U.S. Securities and Exchange Commission member Luis Aguilar made his plea to public companies and their boards in a speech at the New York Stock Exchange.
“I would encourage companies to go beyond the impact on the company and to also consider the impact on others,” Aguilar, a Democrat, said in prepared remarks.
“It is possible that a cyber-attack may not have a direct material adverse impact on the company itself, but that a loss of customers’ personal and financial data could have devastating effects on the lives of the company’s customers and many Americans. In such cases, the right thing to do is to give these victims a heads-up so that they can protect themselves.”
Aguilar’s comments come in the wake of several high-profile cyber attacks against companies including Adobe Systems Inc and Target Corp.
Those incidents have sparked major public policy debates in Washington, D.C. among law enforcers, regulators and lawmakers over how customers should be alerted, who should bear the cost of breaches, and how such information should be disclosed both to government and the public.
Federal securities laws do not specifically address cyber security breaches but merely call for the disclosure of information that is “material” to companies’ profits.
In 2011, the SEC released guidance to help companies better determine when and how to disclose cyber security events. Since then, some have urged the SEC to take additional steps.
Earlier this year, at Aguilar’s request, the SEC held a roundtable and solicited feedback from other government offices, cyber experts and financial industry officials.
In his speech, Aguilar urged company boards to be more involved in risk management oversight.
“Evidence suggests that there may be a gap that exists between the magnitude of the exposure presented by cyber-risks and the steps, or lack thereof, that many corporate boards have taken to address these risks,” he said.
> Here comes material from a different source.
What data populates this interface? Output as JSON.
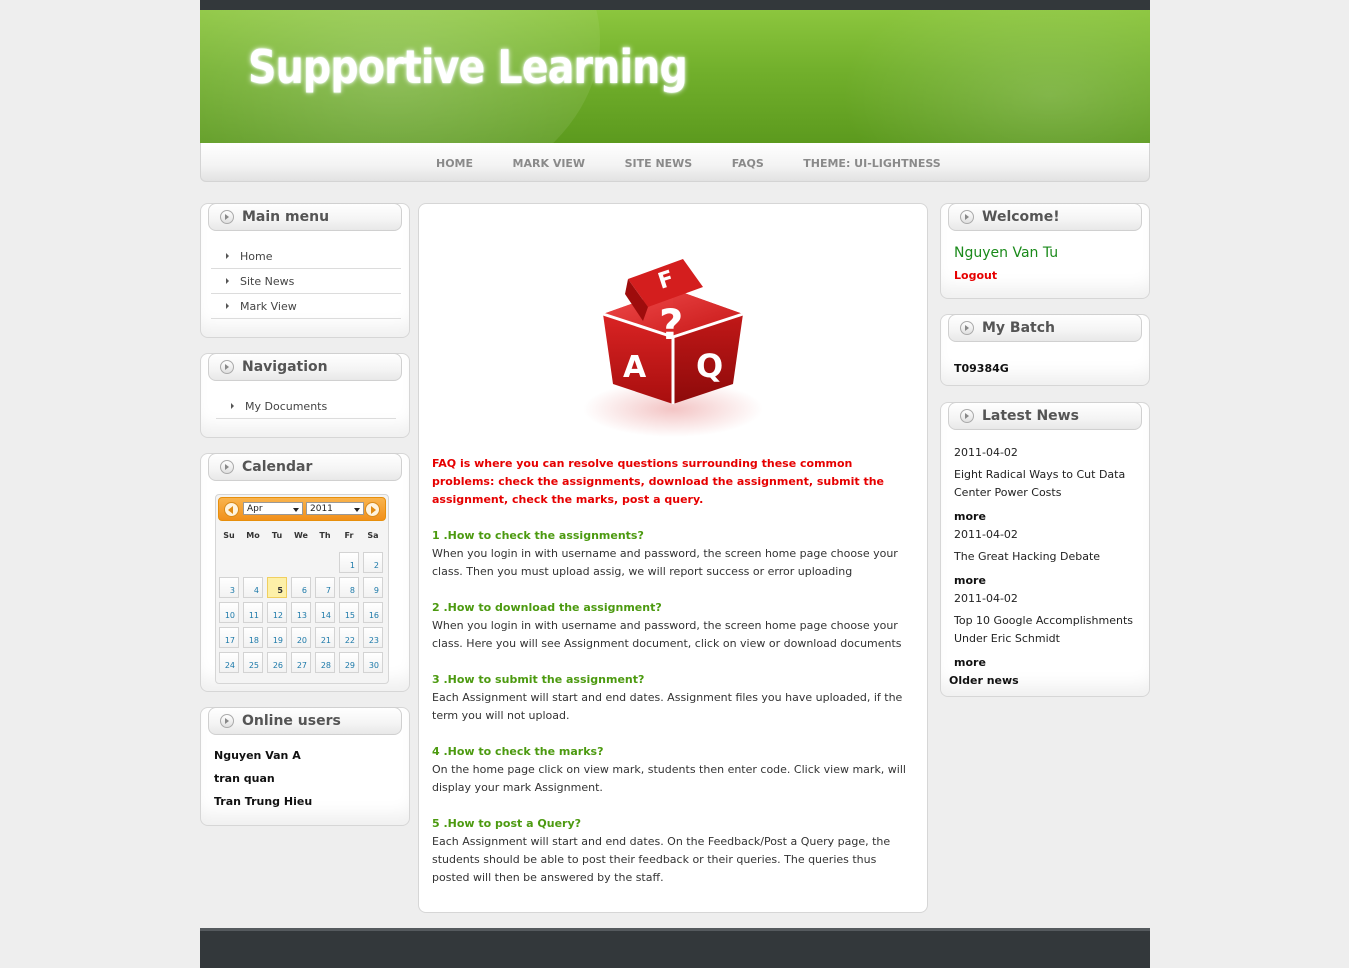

He said boards should put “time and resources” into making sure management has developed response plans outlining how cyber attacks will be disclosed.
Editing by Bernadette Baum